------ MATERIALS PROVIDED ------

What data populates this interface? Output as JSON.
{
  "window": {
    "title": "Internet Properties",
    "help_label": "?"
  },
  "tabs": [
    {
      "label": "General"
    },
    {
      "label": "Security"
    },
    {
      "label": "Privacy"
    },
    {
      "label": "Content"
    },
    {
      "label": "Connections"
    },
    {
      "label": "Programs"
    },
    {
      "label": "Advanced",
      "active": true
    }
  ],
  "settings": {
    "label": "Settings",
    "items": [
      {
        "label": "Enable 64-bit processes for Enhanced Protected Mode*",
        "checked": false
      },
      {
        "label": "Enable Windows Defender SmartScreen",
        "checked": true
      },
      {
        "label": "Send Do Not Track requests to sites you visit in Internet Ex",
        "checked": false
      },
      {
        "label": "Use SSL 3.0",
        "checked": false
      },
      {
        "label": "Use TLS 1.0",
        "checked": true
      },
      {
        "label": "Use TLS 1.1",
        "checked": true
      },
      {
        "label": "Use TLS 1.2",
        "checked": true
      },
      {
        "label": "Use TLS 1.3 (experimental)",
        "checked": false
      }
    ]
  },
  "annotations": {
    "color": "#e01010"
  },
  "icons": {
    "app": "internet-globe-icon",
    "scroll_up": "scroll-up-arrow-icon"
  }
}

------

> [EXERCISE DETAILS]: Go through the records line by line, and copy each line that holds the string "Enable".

> [RESPONSE FOR THIS EXERCISE]:
        "label": "Enable 64-bit processes for Enhanced Protected Mode*",
        "label": "Enable Windows Defender SmartScreen",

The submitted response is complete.